*Records supplied*
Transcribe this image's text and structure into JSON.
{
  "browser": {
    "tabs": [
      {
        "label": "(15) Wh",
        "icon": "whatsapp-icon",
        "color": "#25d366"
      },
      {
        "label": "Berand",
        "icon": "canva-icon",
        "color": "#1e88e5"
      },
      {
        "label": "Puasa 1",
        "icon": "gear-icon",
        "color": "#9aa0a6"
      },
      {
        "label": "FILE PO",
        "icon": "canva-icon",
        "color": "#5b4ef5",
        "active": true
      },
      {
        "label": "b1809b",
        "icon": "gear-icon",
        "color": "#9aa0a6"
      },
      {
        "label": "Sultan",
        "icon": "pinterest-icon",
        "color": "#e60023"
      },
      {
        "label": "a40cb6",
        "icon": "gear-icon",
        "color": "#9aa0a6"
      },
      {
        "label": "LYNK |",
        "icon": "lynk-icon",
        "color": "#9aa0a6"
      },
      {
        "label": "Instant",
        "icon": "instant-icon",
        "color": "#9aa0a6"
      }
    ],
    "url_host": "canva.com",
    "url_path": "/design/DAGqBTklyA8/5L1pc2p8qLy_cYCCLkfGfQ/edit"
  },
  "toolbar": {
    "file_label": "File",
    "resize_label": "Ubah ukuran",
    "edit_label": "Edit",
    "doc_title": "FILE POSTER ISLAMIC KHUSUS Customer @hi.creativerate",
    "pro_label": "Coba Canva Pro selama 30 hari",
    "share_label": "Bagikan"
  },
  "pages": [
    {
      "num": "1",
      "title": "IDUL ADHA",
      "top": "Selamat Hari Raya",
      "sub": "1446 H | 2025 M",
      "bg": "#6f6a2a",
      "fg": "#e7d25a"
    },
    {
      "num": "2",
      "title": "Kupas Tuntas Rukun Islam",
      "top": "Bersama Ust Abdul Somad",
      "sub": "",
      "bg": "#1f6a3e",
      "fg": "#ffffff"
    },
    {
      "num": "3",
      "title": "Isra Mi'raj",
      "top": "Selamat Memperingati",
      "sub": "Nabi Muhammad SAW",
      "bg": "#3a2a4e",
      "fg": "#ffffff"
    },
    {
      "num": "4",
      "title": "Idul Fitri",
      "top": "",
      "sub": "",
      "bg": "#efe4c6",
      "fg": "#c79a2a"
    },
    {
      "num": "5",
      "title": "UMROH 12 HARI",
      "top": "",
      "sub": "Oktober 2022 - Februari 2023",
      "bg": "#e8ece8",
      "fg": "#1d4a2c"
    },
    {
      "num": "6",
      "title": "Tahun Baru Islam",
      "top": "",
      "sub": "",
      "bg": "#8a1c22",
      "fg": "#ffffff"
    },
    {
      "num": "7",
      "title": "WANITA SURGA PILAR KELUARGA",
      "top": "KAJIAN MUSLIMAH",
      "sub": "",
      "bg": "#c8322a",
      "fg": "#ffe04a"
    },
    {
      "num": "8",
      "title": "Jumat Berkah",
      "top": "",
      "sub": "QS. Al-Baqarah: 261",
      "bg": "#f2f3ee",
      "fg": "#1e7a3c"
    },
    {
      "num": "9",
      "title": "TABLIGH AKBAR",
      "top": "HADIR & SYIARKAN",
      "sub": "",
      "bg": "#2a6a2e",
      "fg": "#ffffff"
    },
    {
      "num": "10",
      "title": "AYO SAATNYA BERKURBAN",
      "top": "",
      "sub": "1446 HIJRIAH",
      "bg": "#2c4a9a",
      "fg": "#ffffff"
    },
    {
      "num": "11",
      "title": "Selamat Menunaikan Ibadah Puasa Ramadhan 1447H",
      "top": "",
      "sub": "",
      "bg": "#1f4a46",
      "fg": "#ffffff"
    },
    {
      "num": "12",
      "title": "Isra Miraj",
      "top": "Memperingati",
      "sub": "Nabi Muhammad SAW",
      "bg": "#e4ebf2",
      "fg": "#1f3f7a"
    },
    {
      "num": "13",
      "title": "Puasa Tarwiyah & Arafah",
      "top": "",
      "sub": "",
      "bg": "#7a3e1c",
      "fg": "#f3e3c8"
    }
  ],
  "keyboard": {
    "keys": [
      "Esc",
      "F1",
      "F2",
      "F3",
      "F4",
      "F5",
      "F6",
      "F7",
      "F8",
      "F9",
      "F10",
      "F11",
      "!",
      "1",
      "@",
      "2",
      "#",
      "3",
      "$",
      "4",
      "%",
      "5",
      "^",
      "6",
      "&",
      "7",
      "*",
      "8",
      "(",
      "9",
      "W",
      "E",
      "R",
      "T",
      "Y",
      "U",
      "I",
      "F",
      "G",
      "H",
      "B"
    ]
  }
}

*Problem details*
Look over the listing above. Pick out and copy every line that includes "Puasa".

*Task solution*
        "label": "Puasa 1",
      "title": "Selamat Menunaikan Ibadah Puasa Ramadhan 1447H",
      "title": "Puasa Tarwiyah & Arafah",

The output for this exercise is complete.